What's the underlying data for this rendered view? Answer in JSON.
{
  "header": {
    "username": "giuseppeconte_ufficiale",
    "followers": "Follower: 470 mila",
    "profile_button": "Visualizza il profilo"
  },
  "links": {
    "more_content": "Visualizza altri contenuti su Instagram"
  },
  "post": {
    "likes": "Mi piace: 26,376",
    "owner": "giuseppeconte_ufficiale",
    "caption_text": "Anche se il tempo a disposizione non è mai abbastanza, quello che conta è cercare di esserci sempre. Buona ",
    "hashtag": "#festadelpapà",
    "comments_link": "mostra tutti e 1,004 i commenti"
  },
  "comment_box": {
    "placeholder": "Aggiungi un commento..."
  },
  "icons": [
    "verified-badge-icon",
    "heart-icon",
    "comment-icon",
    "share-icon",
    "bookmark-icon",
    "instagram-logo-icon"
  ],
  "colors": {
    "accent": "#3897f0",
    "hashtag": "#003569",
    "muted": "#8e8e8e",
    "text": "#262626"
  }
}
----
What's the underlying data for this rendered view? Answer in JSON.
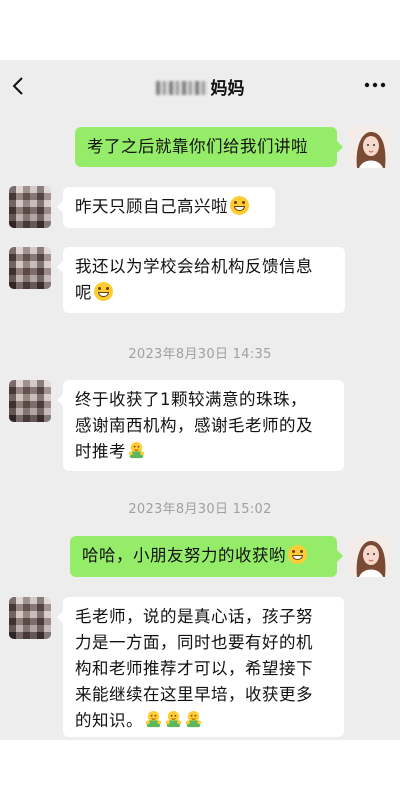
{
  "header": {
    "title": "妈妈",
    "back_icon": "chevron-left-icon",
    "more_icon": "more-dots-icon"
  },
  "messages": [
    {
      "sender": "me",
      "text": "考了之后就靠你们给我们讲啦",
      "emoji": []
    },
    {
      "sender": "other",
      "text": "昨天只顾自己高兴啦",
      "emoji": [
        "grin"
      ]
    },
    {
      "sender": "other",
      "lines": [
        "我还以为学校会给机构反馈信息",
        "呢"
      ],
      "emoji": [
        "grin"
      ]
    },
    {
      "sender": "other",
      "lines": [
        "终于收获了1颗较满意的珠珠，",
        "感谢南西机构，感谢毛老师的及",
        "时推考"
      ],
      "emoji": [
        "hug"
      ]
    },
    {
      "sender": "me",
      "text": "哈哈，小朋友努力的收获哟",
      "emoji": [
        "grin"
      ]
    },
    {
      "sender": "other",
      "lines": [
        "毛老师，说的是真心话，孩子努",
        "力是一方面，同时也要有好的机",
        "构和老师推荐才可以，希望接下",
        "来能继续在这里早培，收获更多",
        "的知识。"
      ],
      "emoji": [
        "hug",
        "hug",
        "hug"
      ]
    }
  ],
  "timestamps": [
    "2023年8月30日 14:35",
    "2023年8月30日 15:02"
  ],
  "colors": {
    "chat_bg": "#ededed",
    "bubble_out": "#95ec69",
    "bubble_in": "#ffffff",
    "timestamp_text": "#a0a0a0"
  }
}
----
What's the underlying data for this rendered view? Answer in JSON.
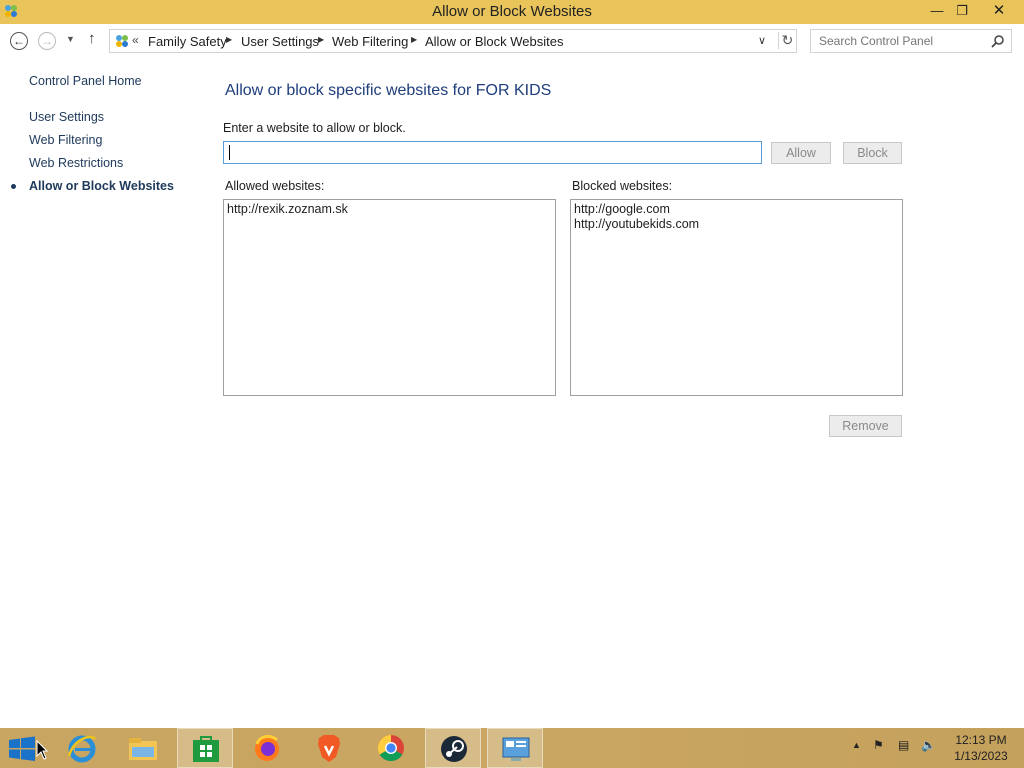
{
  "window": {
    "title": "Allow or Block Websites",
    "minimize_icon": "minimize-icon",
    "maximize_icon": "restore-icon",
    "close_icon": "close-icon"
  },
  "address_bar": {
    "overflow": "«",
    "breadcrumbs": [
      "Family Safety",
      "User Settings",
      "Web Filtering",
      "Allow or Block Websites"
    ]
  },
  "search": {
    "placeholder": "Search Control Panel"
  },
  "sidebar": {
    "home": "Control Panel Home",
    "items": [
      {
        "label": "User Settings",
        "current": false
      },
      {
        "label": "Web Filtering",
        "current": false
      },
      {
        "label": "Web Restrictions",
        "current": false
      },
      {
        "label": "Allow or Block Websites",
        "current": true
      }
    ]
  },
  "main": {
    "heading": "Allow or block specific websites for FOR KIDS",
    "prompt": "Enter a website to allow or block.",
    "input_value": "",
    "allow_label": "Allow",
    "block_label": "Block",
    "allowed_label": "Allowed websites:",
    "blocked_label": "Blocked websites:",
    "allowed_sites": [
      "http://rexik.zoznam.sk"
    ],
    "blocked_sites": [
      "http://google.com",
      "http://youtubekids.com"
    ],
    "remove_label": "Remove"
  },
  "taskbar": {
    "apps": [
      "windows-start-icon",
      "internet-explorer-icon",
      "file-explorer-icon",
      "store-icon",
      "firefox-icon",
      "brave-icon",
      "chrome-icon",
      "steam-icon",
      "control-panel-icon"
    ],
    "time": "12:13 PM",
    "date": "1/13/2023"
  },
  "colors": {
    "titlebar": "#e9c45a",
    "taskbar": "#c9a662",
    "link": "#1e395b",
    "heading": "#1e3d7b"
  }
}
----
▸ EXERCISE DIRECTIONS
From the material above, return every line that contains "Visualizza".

▸ RESULT OF THIS EXERCISE
    "profile_button": "Visualizza il profilo"
    "more_content": "Visualizza altri contenuti su Instagram"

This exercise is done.